The reason for this is not because wristwatches malfunction when they travel on space ships. It is because more time passed for the space ship and everything in it.

It would work the same if they used mechanical spring clocks, cesium cell atomic clocks, pendulum-driven grandfather clocks (assuming the spaceship is designed to produce exactly 1 g of artificial gravity), etc. Even if the brothers just count how many times their hearts beat (assuming they do similar amounts of exercise, etc., to keep their hearts beating at a uniform rate).

The Earth-Sun system is just one choice of a system with a periodic behavior that can be used to indicate time. If you (some kind of super-powered alien) built a second Earth-Sun system and put it in a ginormous space ship and sent it on the same path as the brother's space ship, when it got back the Earth on the space ship would have revolved more times around the sun than the Earth that was left behind and didn't travel.

• Thank you for the answer, Photon. But I'm sorry as I'm unable to understand it. You wrote : the travelling twin takes a clock with him. The thing which I don't understand is : "a clock". Because to me, "a clock" is something like this : a clock is a measurement for earth rotation. People divide it to 24, 12 for day time and 12 for night time.
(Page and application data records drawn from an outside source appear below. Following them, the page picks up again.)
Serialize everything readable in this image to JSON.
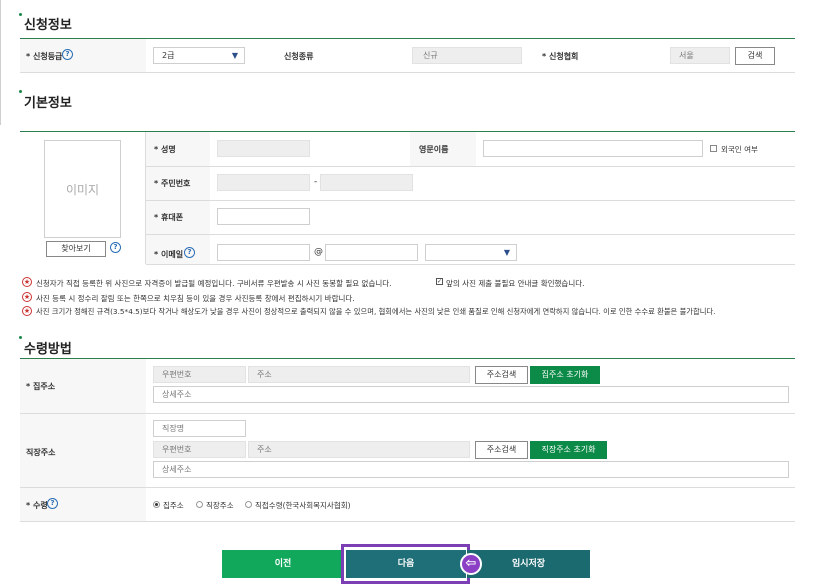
{
  "application_info": {
    "title": "신청정보",
    "grade_label": "* 신청등급",
    "grade_value": "2급",
    "type_label": "신청종류",
    "type_value": "신규",
    "association_label": "* 신청협회",
    "association_value": "서울",
    "search_button": "검색"
  },
  "basic_info": {
    "title": "기본정보",
    "photo_placeholder": "이미지",
    "browse_button": "찾아보기",
    "name_label": "* 성명",
    "english_name_label": "영문이름",
    "foreigner_label": "외국인 여부",
    "resident_no_label": "* 주민번호",
    "resident_no_dash": "-",
    "phone_label": "* 휴대폰",
    "email_label": "* 이메일",
    "email_at": "@",
    "notices": [
      "신청자가 직접 등록한 위 사진으로 자격증이 발급될 예정입니다. 구비서류 우편발송 시 사진 동봉할 필요 없습니다.",
      "사진 등록 시 정수리 잘림 또는 한쪽으로 치우침 등이 있을 경우 사진등록 창에서 편집하시기 바랍니다.",
      "사진 크기가 정해진 규격(3.5*4.5)보다 작거나 해상도가 낮을 경우 사진이 정상적으로 출력되지 않을 수 있으며, 협회에서는 사진의 낮은 인쇄 품질로 인해 신청자에게 연락하지 않습니다. 이로 인한 수수료 환불은 불가합니다."
    ],
    "photo_confirm_label": "앞의 사진 제출 불필요 안내글 확인했습니다."
  },
  "receipt": {
    "title": "수령방법",
    "home_address_label": "* 집주소",
    "postcode_placeholder": "우편번호",
    "address_placeholder": "주소",
    "detail_placeholder": "상세주소",
    "address_search_button": "주소검색",
    "home_reset_button": "집주소 초기화",
    "work_address_label": "직장주소",
    "workplace_placeholder": "직장명",
    "work_reset_button": "직장주소 초기화",
    "receipt_label": "* 수령",
    "options": [
      "집주소",
      "직장주소",
      "직접수령(한국사회복지사협회)"
    ],
    "selected_option": "집주소"
  },
  "actions": {
    "prev_button": "이전",
    "next_button": "다음",
    "save_button": "임시저장"
  },
  "colors": {
    "accent": "#0c8a47",
    "highlight_border": "#7b3fb3",
    "next_button": "#1f6f78"
  }
}
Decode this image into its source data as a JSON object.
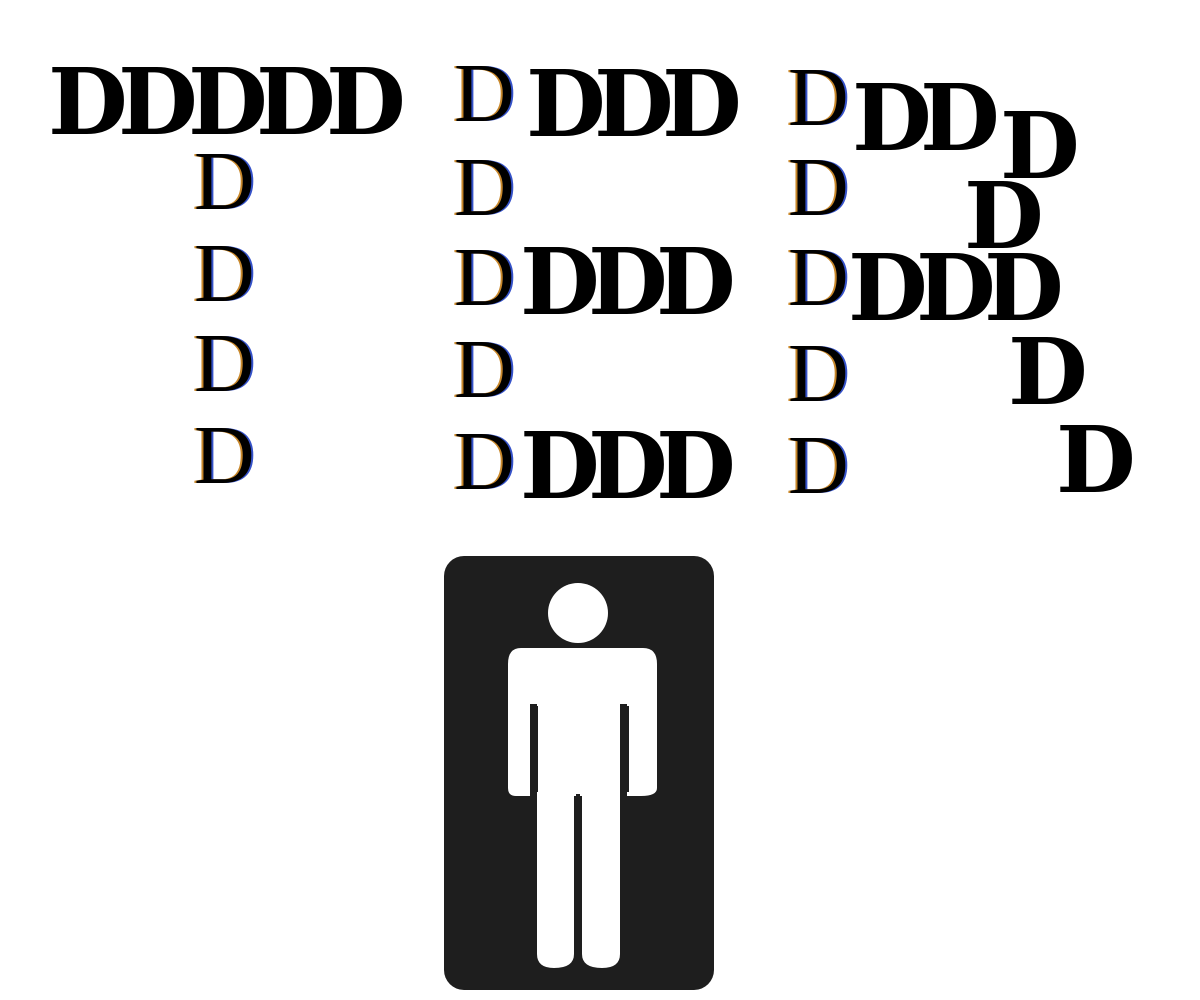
{
  "letters": {
    "glyph": "D",
    "shadow_colors": [
      "#c8872a",
      "#3552c9"
    ]
  },
  "sign": {
    "icon": "person-icon",
    "background_color": "#1e1e1e",
    "figure_color": "#ffffff"
  }
}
Each of those 24, people call it "an hour". Then from "an hour", people divide it to 60, called "a minute". Then from "a minute", people divide it to 60, called "a second". So, how is the clock reference for the travelling-twin ? Dec 13, 2021 at 10:41
• @karma A clock in relativistic experiments needs to be portable from frame to frame. Someone zipping around on a rocket ship can't measure their "local time" from the earth's rotation, since that "clock" exists in a different reference frame. If a clock is moving relative to you, it won't measure time in your own reference frame. A twin on a rocket ship who uses the earth's rotation as a clock is effectively reading the wristwatch of someone still on earth, but that doesn't reflect the passage of time on the rocket. Dec 13, 2021 at 18:21
• @NuclearHoagie, thank you for the explanation. I'm sorry as I'm still unable to understand what does it mean "the passage of time" ? I mean, if we are on earth measure the "passage of time" from the earth's rotation (say, for example : 3 nights and 3 days have passed) - how the one on the rocket measure the "passage of time" ? Dec 25, 2021 at 5:44
• @karma, are you being deliberately obtuse? I suggested several ways in my answer: "a quartz crystal oscillator, a water clock," "mechanical spring clocks, cesium cell atomic clocks, pendulum-driven grandfather clocks, etc.", counting how many times he shaves his beard. Dec 25, 2021 at 6:16

It happens because in spacetime different paths between two events can have different lengths through time.
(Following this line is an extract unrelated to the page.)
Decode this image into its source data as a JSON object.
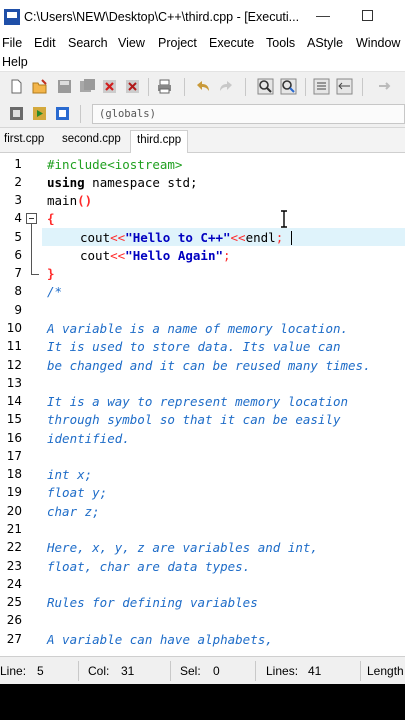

It is analogous to different lengths of paths between two points in space. If you drive around three edges of a square and I drive along the fourth edge, although we start and end at the same point, our odometers will show that we have covered different distances.
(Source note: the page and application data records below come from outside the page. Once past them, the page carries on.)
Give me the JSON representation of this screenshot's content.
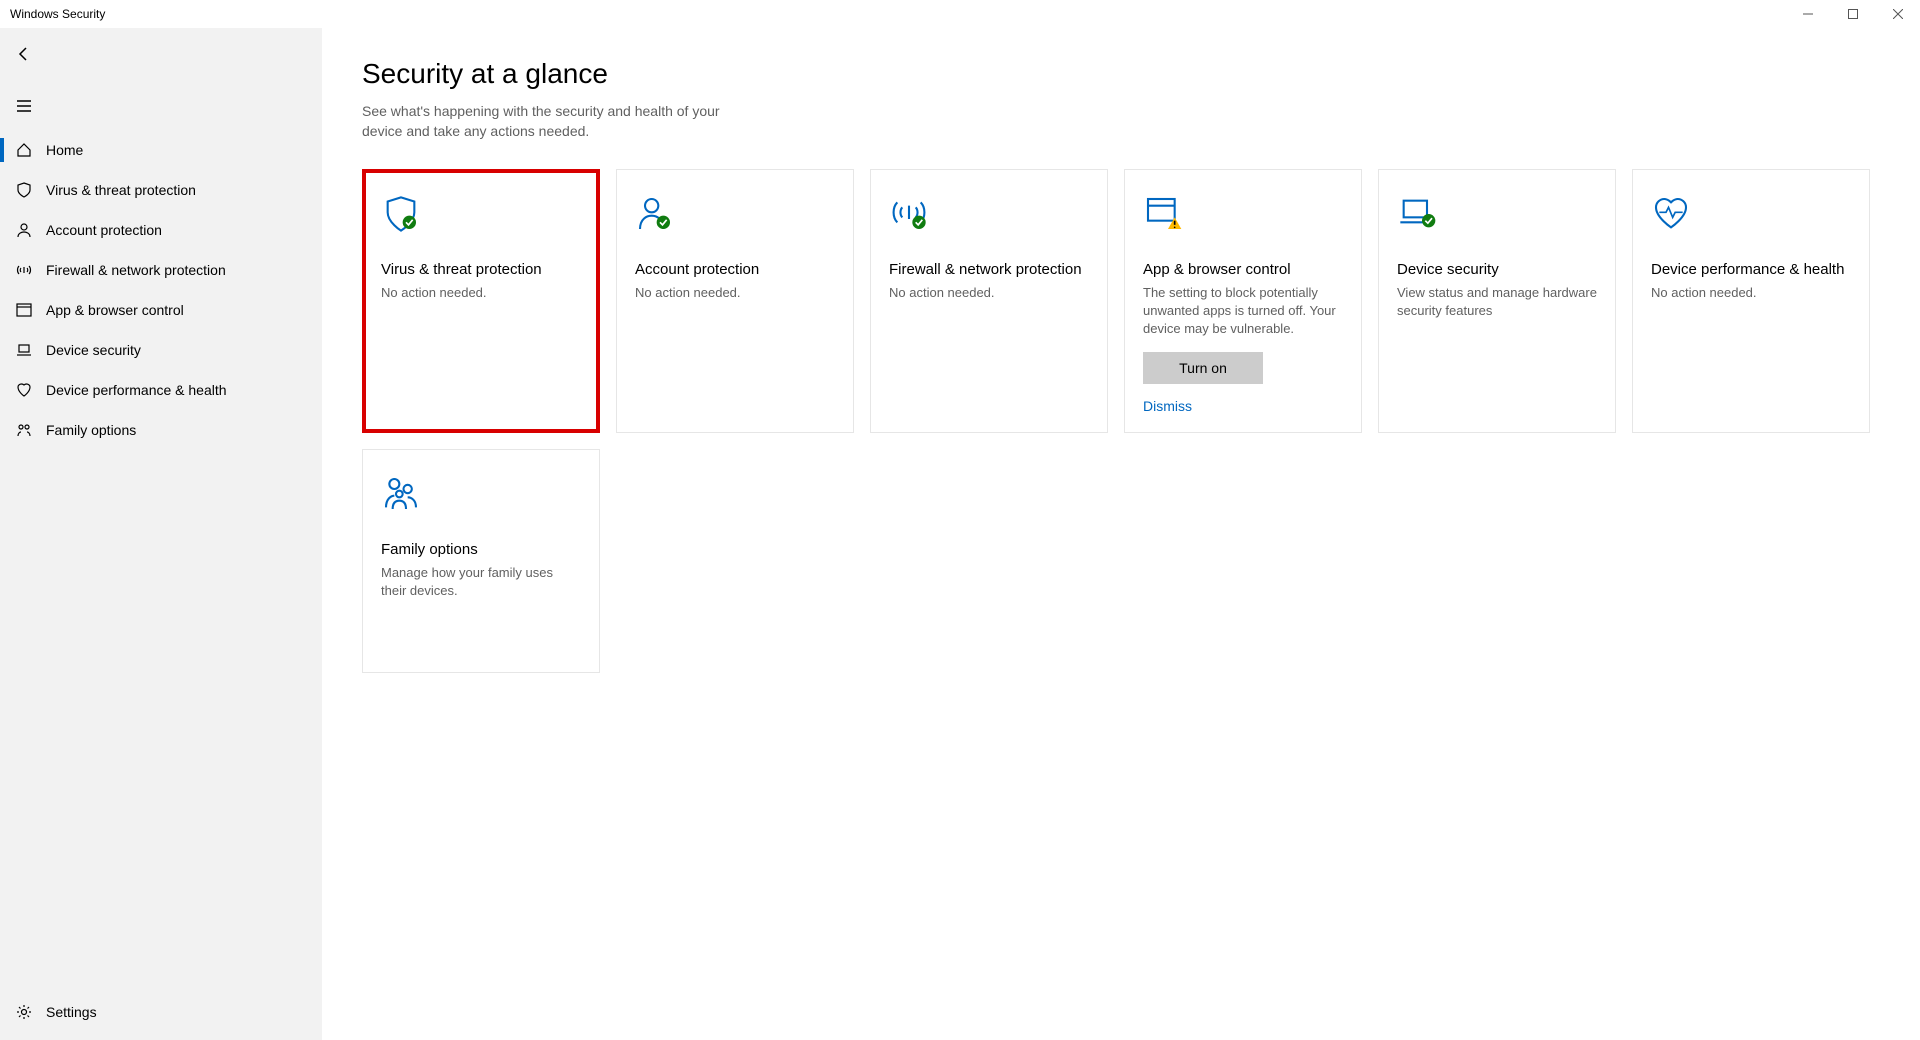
{
  "window": {
    "title": "Windows Security"
  },
  "sidebar": {
    "items": [
      {
        "label": "Home"
      },
      {
        "label": "Virus & threat protection"
      },
      {
        "label": "Account protection"
      },
      {
        "label": "Firewall & network protection"
      },
      {
        "label": "App & browser control"
      },
      {
        "label": "Device security"
      },
      {
        "label": "Device performance & health"
      },
      {
        "label": "Family options"
      }
    ],
    "settings_label": "Settings"
  },
  "page": {
    "title": "Security at a glance",
    "subtitle": "See what's happening with the security and health of your device and take any actions needed."
  },
  "tiles": [
    {
      "title": "Virus & threat protection",
      "desc": "No action needed."
    },
    {
      "title": "Account protection",
      "desc": "No action needed."
    },
    {
      "title": "Firewall & network protection",
      "desc": "No action needed."
    },
    {
      "title": "App & browser control",
      "desc": "The setting to block potentially unwanted apps is turned off. Your device may be vulnerable.",
      "button": "Turn on",
      "link": "Dismiss"
    },
    {
      "title": "Device security",
      "desc": "View status and manage hardware security features"
    },
    {
      "title": "Device performance & health",
      "desc": "No action needed."
    },
    {
      "title": "Family options",
      "desc": "Manage how your family uses their devices."
    }
  ]
}
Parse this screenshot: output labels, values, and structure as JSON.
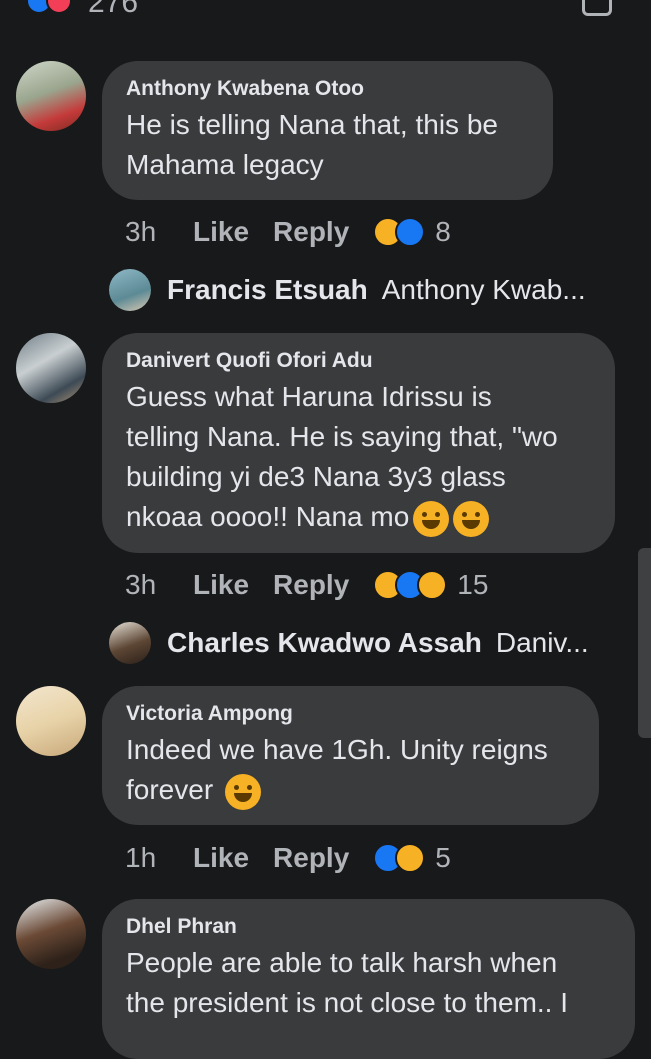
{
  "top": {
    "count": "276"
  },
  "comments": [
    {
      "name": "Anthony Kwabena Otoo",
      "text": "He is telling Nana that, this be\nMahama legacy",
      "time": "3h",
      "like_label": "Like",
      "reply_label": "Reply",
      "reactions": [
        "haha",
        "like"
      ],
      "reaction_count": "8",
      "reply": {
        "name": "Francis Etsuah",
        "preview": "Anthony Kwab..."
      }
    },
    {
      "name": "Danivert Quofi Ofori Adu",
      "text": "Guess what Haruna Idrissu is\ntelling Nana. He is saying that, \"wo\nbuilding yi de3 Nana 3y3 glass\nnkoaa oooo!! Nana mo",
      "time": "3h",
      "like_label": "Like",
      "reply_label": "Reply",
      "reactions": [
        "haha",
        "like",
        "wow"
      ],
      "reaction_count": "15",
      "reply": {
        "name": "Charles Kwadwo Assah",
        "preview": "Daniv..."
      }
    },
    {
      "name": "Victoria Ampong",
      "text": "Indeed we have 1Gh. Unity reigns\nforever",
      "time": "1h",
      "like_label": "Like",
      "reply_label": "Reply",
      "reactions": [
        "like",
        "kiss"
      ],
      "reaction_count": "5"
    },
    {
      "name": "Dhel Phran",
      "text": "People are able to talk harsh when\nthe president is not close to them.. I"
    }
  ],
  "colors": {
    "background": "#18191a",
    "bubble": "#3a3b3c",
    "text": "#e4e6eb",
    "muted": "#b0b3b8",
    "like_blue": "#1877f2"
  }
}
Likewise, the travelling twin takes a route through time that is shorter than the route taken by the stay-at-home twin, so when they meet, their clocks show that they have travelled different distances through time.

• Thank you for the answer, Marco. But I'm sorry I'm unable to understand it. You wrote : the travelling twin takes a route through time that is shorter than the route taken by the stay-at-home twin. What does it mean "through time" ? Suppose there is never a clock invention (so, there is no a thing which we call "a watch" with it's second needle), while the stay-at-home twin count his age by counting how many days and nights have passed on earth, how the travelling-twin count his age ? Dec 13, 2021 at 10:30

Yes, I think you have it right. If you define the age of a person as the amount of time that has passed on the Earth since they were born, then the twins will of course always be the same age, because they were born on the same day. However the returning twin will have experienced less time passing, and will therefore be younger than his brother physically, mentally and in basically every other sense of the word, as Marco Ocram and The Photon have already explained very well.